AMD held their first Fusion Developer Summit (AFDS) in Bellevue, Washington last week, where among other things, the company shared its vision towards the future of computing and the role that graphics processors will play in it. In a nutshell, the company sees a future were it'd be easier for developers to build heterogeneous applications that effectively exploit not only the CPU but also the GPU's massive parallel processing capabilities.
The company explained that it is moving towards full system integration with its Fusion architecture. While current APUs are already physically integrated, with the CPU and GPU sharing the same silicon and a unified memory controller, AMD has an evolution strategy in place that will see the APU concept grow even further.
That includes a number of evolutionary steps expected to continue through 2014, such as the addition of C++ support and other high level languages on the GPU to make it easier for programmers to leverage its compute capabilities, enabling bi-directional power management between the CPU and GPU to improve battery life or boost performance, as well as implementing a unified memory address space and fully coherent memory shared by the CPU and GPU so they operate seamlessly together.

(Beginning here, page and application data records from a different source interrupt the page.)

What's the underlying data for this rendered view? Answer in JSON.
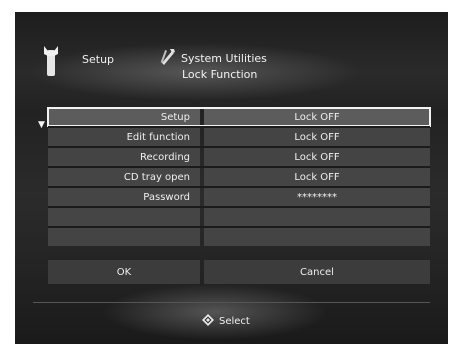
{
  "header": {
    "setup_label": "Setup",
    "utility_label": "System Utilities",
    "subtitle": "Lock Function",
    "setup_icon": "wrench-icon",
    "utility_icon": "tools-icon"
  },
  "rows": [
    {
      "label": "Setup",
      "value": "Lock OFF",
      "selected": true
    },
    {
      "label": "Edit function",
      "value": "Lock OFF"
    },
    {
      "label": "Recording",
      "value": "Lock OFF"
    },
    {
      "label": "CD tray open",
      "value": "Lock OFF"
    },
    {
      "label": "Password",
      "value": "********"
    },
    {
      "label": "",
      "value": ""
    }
  ],
  "buttons": {
    "ok": "OK",
    "cancel": "Cancel"
  },
  "footer": {
    "select_label": "Select",
    "select_icon": "dpad-icon"
  }
}
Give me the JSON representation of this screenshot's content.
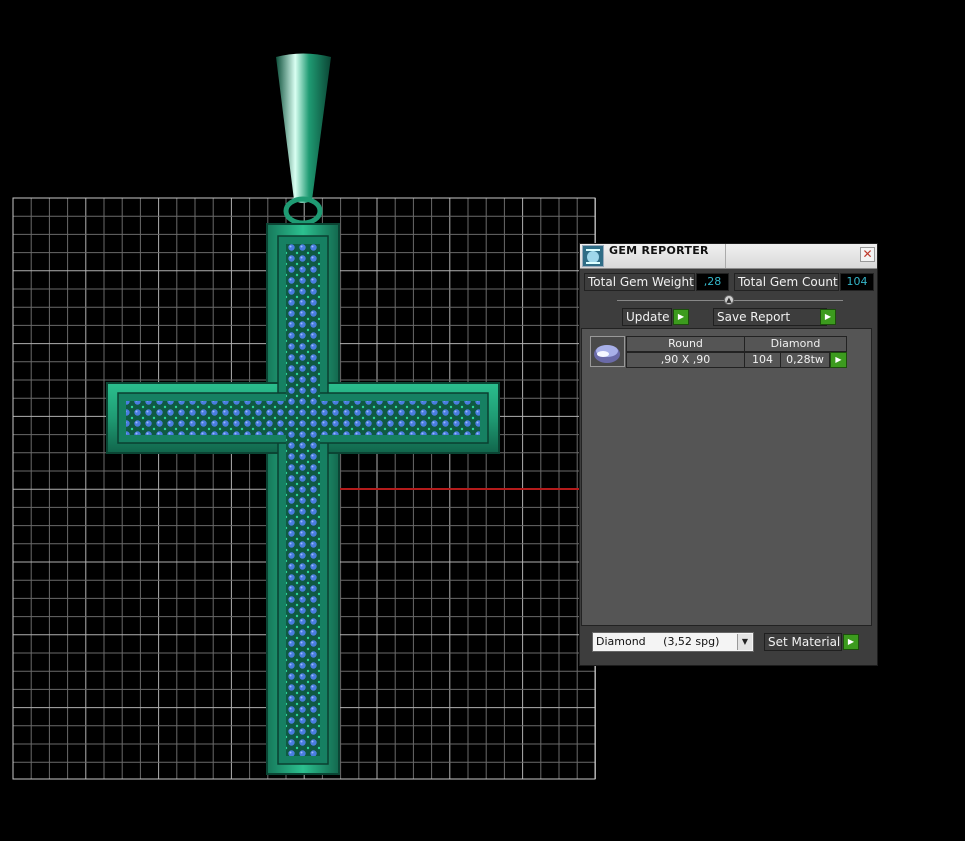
{
  "panel": {
    "title": "GEM REPORTER",
    "close_glyph": "✕",
    "total_gem_weight_label": "Total Gem Weight",
    "total_gem_weight_value": ",28",
    "total_gem_count_label": "Total Gem Count",
    "total_gem_count_value": "104",
    "update_label": "Update",
    "save_report_label": "Save Report",
    "gem_rows": [
      {
        "shape": "Round",
        "type": "Diamond",
        "size": ",90 X ,90",
        "count": "104",
        "weight": "0,28tw"
      }
    ],
    "material_selected": "Diamond     (3,52 spg)",
    "set_material_label": "Set Material"
  },
  "icons": {
    "title_icon": "gem-reporter-icon",
    "close": "close-icon",
    "arrow": "play-arrow-icon",
    "gem": "round-gem-icon",
    "dropdown": "chevron-down-icon"
  },
  "colors": {
    "metal": "#1f9b73",
    "gem": "#4a7de0",
    "grid": "#8a8a8a",
    "axis_red": "#b41b1b",
    "value_text": "#35b6c9",
    "arrow_green": "#3c9b1e"
  }
}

"Future innovations are intended to make the different processor cores more transparent to programmers. They can then seamlessly tap into the gigaflops of power-efficient performance available on the APU and design even faster, more visually stunning applications on a wide range of form factors," said AMD's Phil Rogers.
This constitutes a major overhaul of AMD's traditional GPU architecture and will be applied across future generation products, including discrete graphics cards and GPUs integrated with CPUs as part of AMD's APU products. The idea is to create a GPU that performs well at both graphical and computing tasks, much like Nvidia is trying to accomplish with Fermi and also somewhat similar to what Intel had in mind for the ill-fated Larrabee.

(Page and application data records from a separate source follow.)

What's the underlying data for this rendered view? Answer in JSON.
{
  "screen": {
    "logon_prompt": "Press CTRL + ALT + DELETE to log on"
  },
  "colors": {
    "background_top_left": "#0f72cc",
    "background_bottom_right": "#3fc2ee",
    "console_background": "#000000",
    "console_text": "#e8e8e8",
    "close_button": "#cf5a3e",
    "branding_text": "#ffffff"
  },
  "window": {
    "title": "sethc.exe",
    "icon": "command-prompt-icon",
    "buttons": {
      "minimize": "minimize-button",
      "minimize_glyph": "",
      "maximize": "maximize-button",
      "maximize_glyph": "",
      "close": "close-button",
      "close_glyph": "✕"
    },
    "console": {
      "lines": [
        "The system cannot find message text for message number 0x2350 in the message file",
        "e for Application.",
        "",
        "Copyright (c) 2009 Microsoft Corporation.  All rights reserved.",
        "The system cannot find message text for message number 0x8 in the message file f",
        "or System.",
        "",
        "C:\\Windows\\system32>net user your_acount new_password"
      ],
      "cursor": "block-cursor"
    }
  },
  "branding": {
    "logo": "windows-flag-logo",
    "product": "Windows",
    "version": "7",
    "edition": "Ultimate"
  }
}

AnandTech has posted a detailed preview of what AMD is calling Graphics Core Next (GCN), which will be the architectural basis for the company's future GPUs, detailing how it works and its features. Check it out here.